Chef JA Cooks is a Japanese food blog that shares simple and healthy Japanese home cooking recipes, including vegan and vegetarian. From traditional Japanese recipes to modern recipes with step-by-step instructions.
More Tempura Recipes You Might Like
- Sweet Potato Tempura
- Kabocha Tempura
- Eggplant Tempura
- Kakiage (Vegetable fritters)
- Kakiage don (Rice bowl)
The Best Japanese Vegetable Tempura RecipePrint Pin Save
- 1/8 Kabocha squash
- 1 Sweet potato (satsumaimo)
- 2 Bell peppers
- 2 Eggplants
- Oil for deep-frying
- 200 ml Cold water
- 100 g Cake flour
- 1/2 tsp Baking powder
- 600 ml Mentsuyu, Dilute with water according to the bottle instructions.
- 1 inch Daikon radish
- Cut vegetables: Slice the kabocha and sweet potato thinly, cut the bell pepper into quarters, cut the eggplant into quarters and make slits 4 to 5 times.
- Prepare a pan: Put oil about 2 cm (1 inch) high in a pan and heat it to 170C (335F).
- Make the batter: Add cold water to a bowl, sift the flour and baking powder with a strainer, and mix.
- Dust with flour: Dust the eggplant and bell pepper with flour (no need for kabocha and sweet potato).
- Deep-fry: Dip the vegetables in batter, put them in the pan, and deep-fry until cooked (about a couple of minutes, depending on the vegetable). Place them on a cooling rack to drip excess oil.

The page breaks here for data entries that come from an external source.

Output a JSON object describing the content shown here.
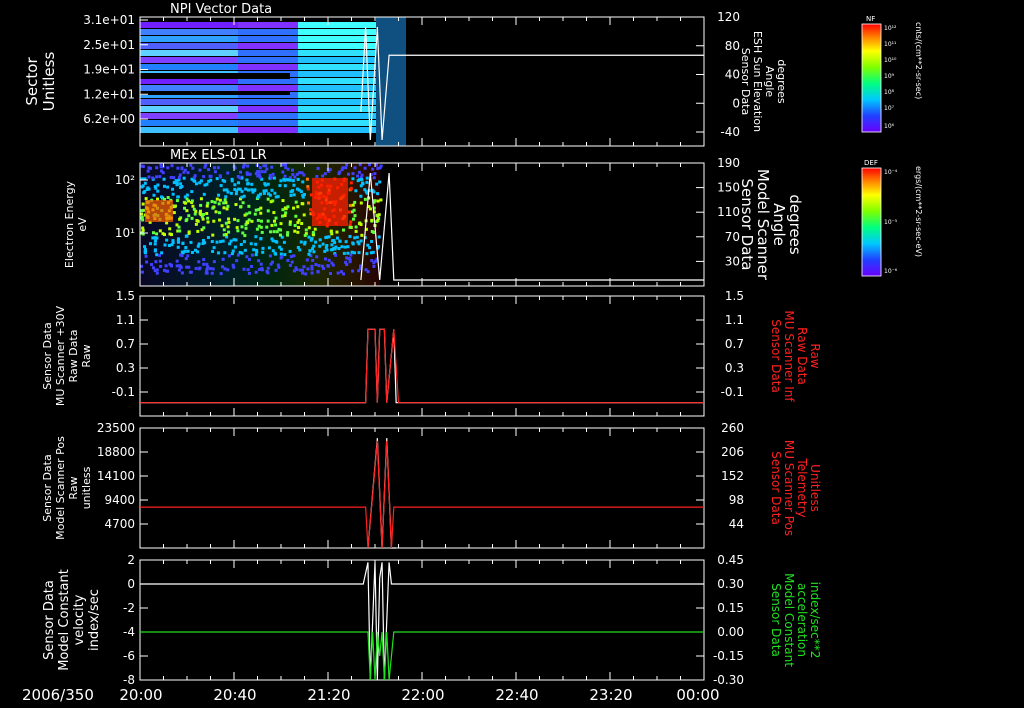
{
  "date_label": "2006/350",
  "time_ticks": [
    "20:00",
    "20:40",
    "21:20",
    "22:00",
    "22:40",
    "23:20",
    "00:00"
  ],
  "colors": {
    "frame": "#ffffff",
    "red": "#ff2020",
    "green": "#20e020",
    "white": "#ffffff"
  },
  "chart_data": [
    {
      "type": "heatmap",
      "title": "NPI Vector Data",
      "left_label": [
        "Sector",
        "Unitless"
      ],
      "left_ticks": [
        "3.1e+01",
        "2.5e+01",
        "1.9e+01",
        "1.2e+01",
        "6.2e+00"
      ],
      "right_label": [
        "Sensor Data",
        "ESH Sun Elevation",
        "Angle",
        "degrees"
      ],
      "right_ticks": [
        "120",
        "80",
        "40",
        "0",
        "-40"
      ],
      "colorbar": {
        "label": "NF",
        "unit": "cnts/(cm**2-sr-sec)",
        "ticks": [
          "10¹²",
          "10¹¹",
          "10¹⁰",
          "10⁹",
          "10⁸",
          "10⁷",
          "10⁶"
        ]
      },
      "overlay_line": {
        "series": "ESH Sun Elevation Angle",
        "time": [
          "20:00",
          "21:34",
          "21:36",
          "21:38",
          "21:41",
          "21:43",
          "21:46",
          "21:48",
          "22:00",
          "00:00"
        ],
        "values": [
          null,
          0,
          120,
          -40,
          120,
          -40,
          80,
          80,
          80,
          80
        ]
      }
    },
    {
      "type": "heatmap",
      "title": "MEx ELS-01 LR",
      "left_label": [
        "Electron Energy",
        "eV"
      ],
      "left_ticks": [
        "10²",
        "10¹"
      ],
      "right_label": [
        "Sensor Data",
        "Model Scanner",
        "Angle",
        "degrees"
      ],
      "right_ticks": [
        "190",
        "150",
        "110",
        "70",
        "30"
      ],
      "colorbar": {
        "label": "DEF",
        "unit": "ergs/(cm**2-sr-sec-eV)",
        "ticks": [
          "10⁻⁴",
          "10⁻⁵",
          "10⁻⁶"
        ]
      },
      "overlay_line": {
        "series": "Model Scanner Angle",
        "time": [
          "21:34",
          "21:38",
          "21:42",
          "21:46",
          "21:48",
          "22:00",
          "00:00"
        ],
        "values": [
          10,
          190,
          10,
          190,
          10,
          10,
          10
        ]
      }
    },
    {
      "type": "line",
      "left_label": [
        "Sensor Data",
        "MU Scanner +30V",
        "Raw Data",
        "Raw"
      ],
      "left_ticks": [
        "1.5",
        "1.1",
        "0.7",
        "0.3",
        "-0.1"
      ],
      "right_label": [
        "Sensor Data",
        "MU Scanner Inf",
        "Raw Data",
        "Raw"
      ],
      "right_ticks": [
        "1.5",
        "1.1",
        "0.7",
        "0.3",
        "-0.1"
      ],
      "ylim": [
        -0.3,
        1.5
      ],
      "series": [
        {
          "color": "white",
          "time": [
            "20:00",
            "21:36",
            "21:37",
            "21:40",
            "21:41",
            "21:42",
            "21:44",
            "21:45",
            "21:48",
            "21:49",
            "00:00"
          ],
          "values": [
            -0.1,
            -0.1,
            1.0,
            1.0,
            -0.1,
            1.0,
            1.0,
            -0.1,
            1.0,
            -0.1,
            -0.1
          ]
        },
        {
          "color": "red",
          "time": [
            "20:00",
            "21:36",
            "21:37",
            "21:40",
            "21:41",
            "21:42",
            "21:44",
            "21:45",
            "21:48",
            "21:50",
            "00:00"
          ],
          "values": [
            -0.1,
            -0.1,
            1.0,
            1.0,
            -0.1,
            1.0,
            1.0,
            -0.1,
            1.0,
            -0.1,
            -0.1
          ]
        }
      ]
    },
    {
      "type": "line",
      "left_label": [
        "Sensor Data",
        "Model Scanner Pos",
        "Raw",
        "unitless"
      ],
      "left_ticks": [
        "23500",
        "18800",
        "14100",
        "9400",
        "4700"
      ],
      "right_label": [
        "Sensor Data",
        "MU Scanner Pos",
        "Telemetry",
        "Unitless"
      ],
      "right_ticks": [
        "260",
        "206",
        "152",
        "98",
        "44"
      ],
      "ylim": [
        0,
        23500
      ],
      "series": [
        {
          "color": "white",
          "time": [
            "21:37",
            "21:41",
            "21:43",
            "21:45",
            "21:47",
            "21:49"
          ],
          "values": [
            0,
            21500,
            0,
            21500,
            0,
            0
          ]
        },
        {
          "color": "red",
          "time": [
            "20:00",
            "21:36",
            "21:37",
            "21:41",
            "21:43",
            "21:45",
            "21:47",
            "21:48",
            "00:00"
          ],
          "values": [
            8000,
            8000,
            0,
            21000,
            0,
            21000,
            0,
            8000,
            8000
          ]
        }
      ]
    },
    {
      "type": "line",
      "left_label": [
        "Sensor Data",
        "Model Constant",
        "velocity",
        "index/sec"
      ],
      "left_ticks": [
        "2",
        "0",
        "-2",
        "-4",
        "-6",
        "-8"
      ],
      "right_label": [
        "Sensor Data",
        "Model Constant",
        "acceleration",
        "index/sec**2"
      ],
      "right_ticks": [
        "0.45",
        "0.30",
        "0.15",
        "0.00",
        "-0.15",
        "-0.30"
      ],
      "ylim": [
        -8,
        2
      ],
      "series": [
        {
          "color": "white",
          "time": [
            "20:00",
            "21:35",
            "21:37",
            "21:38",
            "21:40",
            "21:41",
            "21:42",
            "21:43",
            "21:44",
            "21:46",
            "21:47",
            "00:00"
          ],
          "values": [
            0,
            0,
            1.8,
            -8,
            1.8,
            -8,
            0.5,
            1.8,
            -8,
            1.8,
            0,
            0
          ]
        },
        {
          "color": "green",
          "time": [
            "20:00",
            "21:37",
            "21:38",
            "21:39",
            "21:40",
            "21:41",
            "21:42",
            "21:43",
            "21:44",
            "21:45",
            "21:46",
            "21:48",
            "00:00"
          ],
          "values": [
            -4,
            -4,
            -8,
            -4,
            -8,
            -4,
            -6,
            -4,
            -8,
            -4,
            -8,
            -4,
            -4
          ]
        }
      ]
    }
  ]
}
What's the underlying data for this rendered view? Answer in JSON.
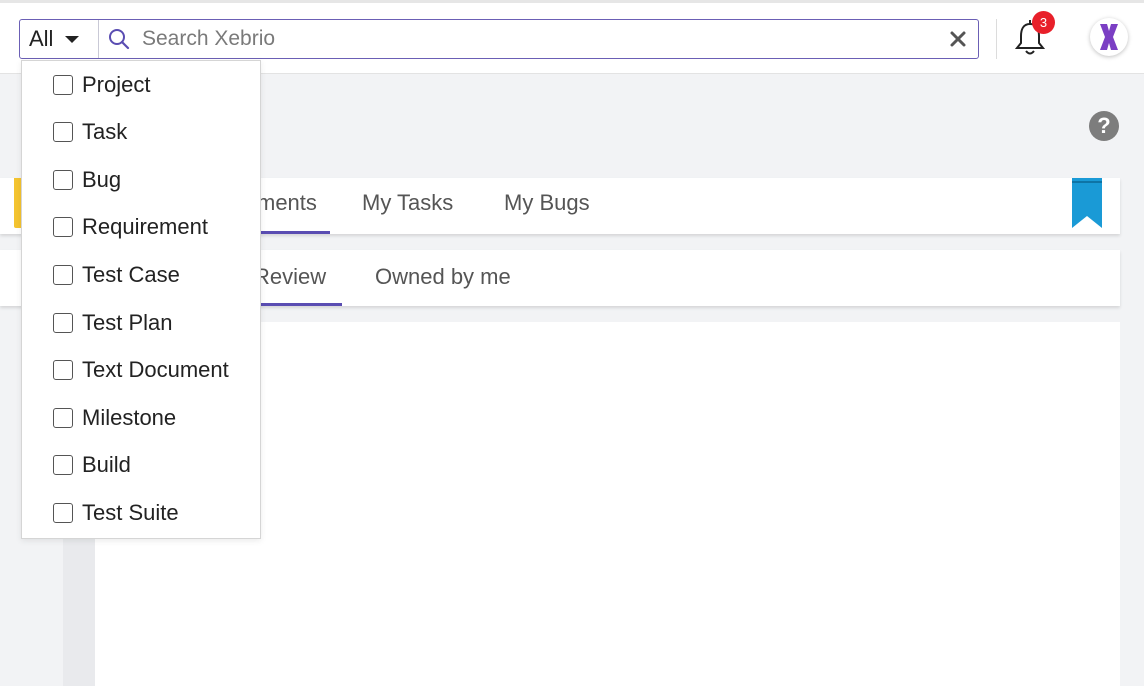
{
  "search": {
    "filter_value": "All",
    "placeholder": "Search Xebrio"
  },
  "notifications": {
    "count": "3"
  },
  "tabs_primary": [
    {
      "label": "Documents",
      "visible_label": "ments",
      "active": true
    },
    {
      "label": "My Tasks",
      "active": false
    },
    {
      "label": "My Bugs",
      "active": false
    }
  ],
  "tabs_secondary": [
    {
      "label": "Review",
      "active": true
    },
    {
      "label": "Owned by me",
      "active": false
    }
  ],
  "filter_dropdown": {
    "items": [
      {
        "label": "Project",
        "checked": false
      },
      {
        "label": "Task",
        "checked": false
      },
      {
        "label": "Bug",
        "checked": false
      },
      {
        "label": "Requirement",
        "checked": false
      },
      {
        "label": "Test Case",
        "checked": false
      },
      {
        "label": "Test Plan",
        "checked": false
      },
      {
        "label": "Text Document",
        "checked": false
      },
      {
        "label": "Milestone",
        "checked": false
      },
      {
        "label": "Build",
        "checked": false
      },
      {
        "label": "Test Suite",
        "checked": false
      }
    ]
  },
  "icons": {
    "search": "search-icon",
    "clear": "close-icon",
    "notifications": "bell-icon",
    "help": "question-circle-icon",
    "bookmark": "bookmark-icon",
    "logo": "xebrio-logo-icon"
  },
  "colors": {
    "accent": "#5a4db2",
    "badge": "#e8202a",
    "bookmark": "#1a9ad6",
    "yellow_tab": "#f4c430"
  }
}
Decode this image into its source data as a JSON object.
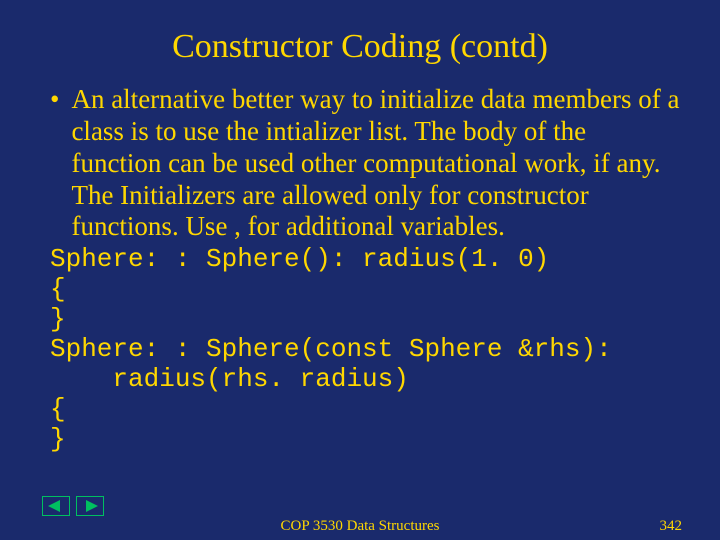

- Make Tentsuyu: Grate the daikon radish (daikon oroshi). Dilute mentsuyu (noodle soup) with water according to the bottle instructions and add daikon oroshi.
- Equipment: I use an Iron frying pan 22 cm/9 inches. Any deep pot is ok.
- Variations: See “Best vegetables for tempura” for more variations.
- Do not mix the batter until smooth. If you mix too much, the gluten will be formed, and your tempura will be heavy and chewy.
- Do not fry too many at once to keep the oil temperature consistent.
- Cooking time depends on the ingredients. For example, kabocha: 1.5 minutes, sweet potatoes: 2 minutes, bell pepper and eggplant: 1 minute.
- Do not throw the leftover batter. You can make tenkasu (tempura flakes) and use it as a topping on noodles or rice bowls.